Notice how I carefully say ‘humans’, for it certainly exists in other animals. Look at butterflies, moths and flies for instance. The crysalis stage is a fascinating example of metamorphosis in nature.
In Vampire Beneficence I go one stage further and suggest that it exists in humans and that the change to a kind of benevolent ‘super-being (which we currently call vampire or werewolf though sheer superstition and fear) is triggered by diet. In other words, when man became adept enough at gathering food that a diet of pure blood was possible, the human body could transform into something quite different.
In conversation I often say to people that I am affected by the phase of moon but I experience the worse effects during the new moon. Twice I have felt out of sorts and guessed it’s a new moon and I was accurate to within 2 hours and 1 hour.
In my Ordo Lupus and the Temple Gate FB group we recently had a discussion that went like this:
Another member said: No [werewolves don’t exist], but full moons, Friday 13th and clock changes do seem to have an adverse effect on those who are psychiatricly unstable.
Possibly in times gone by, those people may have been considered ‘wild’ or ‘animalistic’ in behaviour. I said: Personally I am absolutely convinces that my mood is affected by phases of the moon. Twice I have suddenly felt it was a new moon and when I checked, I was accurate to within 1 hour. As somebody said to me, the brain is over 70% water so why should not the pull of the moon have an effect?
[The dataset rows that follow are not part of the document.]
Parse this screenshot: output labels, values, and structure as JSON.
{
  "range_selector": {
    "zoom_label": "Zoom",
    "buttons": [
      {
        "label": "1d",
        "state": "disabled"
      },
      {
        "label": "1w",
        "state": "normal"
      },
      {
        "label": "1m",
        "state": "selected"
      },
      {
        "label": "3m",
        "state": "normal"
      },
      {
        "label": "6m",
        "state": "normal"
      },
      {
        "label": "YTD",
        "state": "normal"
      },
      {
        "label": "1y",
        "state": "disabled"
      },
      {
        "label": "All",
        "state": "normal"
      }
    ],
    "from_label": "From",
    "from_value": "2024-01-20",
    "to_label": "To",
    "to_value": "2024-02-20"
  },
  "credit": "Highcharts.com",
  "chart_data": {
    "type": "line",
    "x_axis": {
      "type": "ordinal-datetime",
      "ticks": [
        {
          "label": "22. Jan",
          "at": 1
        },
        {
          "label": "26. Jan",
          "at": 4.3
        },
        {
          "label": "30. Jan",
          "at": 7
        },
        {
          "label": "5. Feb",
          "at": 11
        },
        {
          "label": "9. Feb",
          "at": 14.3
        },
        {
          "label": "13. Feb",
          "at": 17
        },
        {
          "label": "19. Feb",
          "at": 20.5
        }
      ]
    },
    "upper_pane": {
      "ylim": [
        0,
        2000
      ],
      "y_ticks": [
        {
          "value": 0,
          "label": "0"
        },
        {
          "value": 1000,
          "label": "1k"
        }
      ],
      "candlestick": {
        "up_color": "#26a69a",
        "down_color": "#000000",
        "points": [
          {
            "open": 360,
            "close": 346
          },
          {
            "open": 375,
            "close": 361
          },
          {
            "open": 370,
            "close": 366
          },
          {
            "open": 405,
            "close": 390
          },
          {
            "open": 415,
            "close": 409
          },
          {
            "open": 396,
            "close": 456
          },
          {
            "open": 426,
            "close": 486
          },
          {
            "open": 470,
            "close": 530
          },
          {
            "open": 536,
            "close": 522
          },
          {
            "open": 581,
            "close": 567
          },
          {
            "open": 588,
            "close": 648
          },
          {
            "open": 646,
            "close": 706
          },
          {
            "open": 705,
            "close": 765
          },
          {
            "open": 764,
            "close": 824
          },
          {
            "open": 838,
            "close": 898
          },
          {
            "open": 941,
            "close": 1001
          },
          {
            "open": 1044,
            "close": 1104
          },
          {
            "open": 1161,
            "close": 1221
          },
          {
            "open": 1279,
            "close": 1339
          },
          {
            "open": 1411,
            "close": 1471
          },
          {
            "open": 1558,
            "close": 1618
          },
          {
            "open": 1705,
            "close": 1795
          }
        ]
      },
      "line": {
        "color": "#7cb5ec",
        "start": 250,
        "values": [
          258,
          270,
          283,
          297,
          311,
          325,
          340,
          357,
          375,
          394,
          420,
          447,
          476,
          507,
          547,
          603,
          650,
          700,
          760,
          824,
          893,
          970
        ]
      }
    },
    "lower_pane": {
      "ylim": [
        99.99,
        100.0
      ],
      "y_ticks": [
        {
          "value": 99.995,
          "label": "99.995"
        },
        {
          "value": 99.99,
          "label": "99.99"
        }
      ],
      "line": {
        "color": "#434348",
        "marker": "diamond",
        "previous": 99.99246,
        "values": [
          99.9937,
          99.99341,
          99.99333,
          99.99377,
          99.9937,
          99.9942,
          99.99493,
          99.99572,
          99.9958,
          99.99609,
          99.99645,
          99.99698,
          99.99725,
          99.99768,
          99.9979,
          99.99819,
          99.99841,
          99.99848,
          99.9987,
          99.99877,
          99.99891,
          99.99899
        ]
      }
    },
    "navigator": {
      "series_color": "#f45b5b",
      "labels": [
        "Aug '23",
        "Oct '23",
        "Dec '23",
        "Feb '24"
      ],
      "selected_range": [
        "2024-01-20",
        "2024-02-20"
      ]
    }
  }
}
Yet another member replied: I do hope Werewolves do not exist, same as with non-Twilight Vampires. Last thing I want to discover it that we’re not at the top of the food chain. Why no problem with Twilight-Vampires, because at worst they’ll try to seduce dumb 16yo girls. Not such a risk for humanity, if anything they’d be doing us a favor by making sure dumb 16yo don’t pass on their genes to anyone else.
Seriously though, the phases of the moon do affect mood swings, as far as I know.
I went on to do some research: I watched a program about Metamorphosis: the Sea Urchin is really strange. It had an a juvenile which grows inside a larva and when it is ready the larva dives to the bottom of the sea and the juvenile breaks out of the larva fully formed and eats it!! this raises all sorts of questions for me, as one who believes in the soul:
Where is the soul when the larva is being eaten by the emerging adult?
If it’s in both bodies of matter how can a consciousness be in two places at the same time?
If the above are both the case, does one defer to the will of the other?
You can see my problem. How does one get around the idea of a consciousness occupying two bodies at the same time. Is it possible that vampires and werewolves have a parallel existence within this world? Or do the lycanthropes or shape-changers just exist within a separate world of pure ‘consciousness’?
What do you think?
I estimate that I am within 2 days of completing the first manuscript of The Ice Boat Volume II! It has been tough going making something out of something I wrote ten years ago. And yet somebody I know is actually reading it and they like it! I was told, “Dude, your description of that Santana album while they were high was AMAZING, a true joy to read,” and that the book is erotic. Expect it to be published as an unexpected bonus for 2014. Sign up for my Newsletter to get the release before anyone else.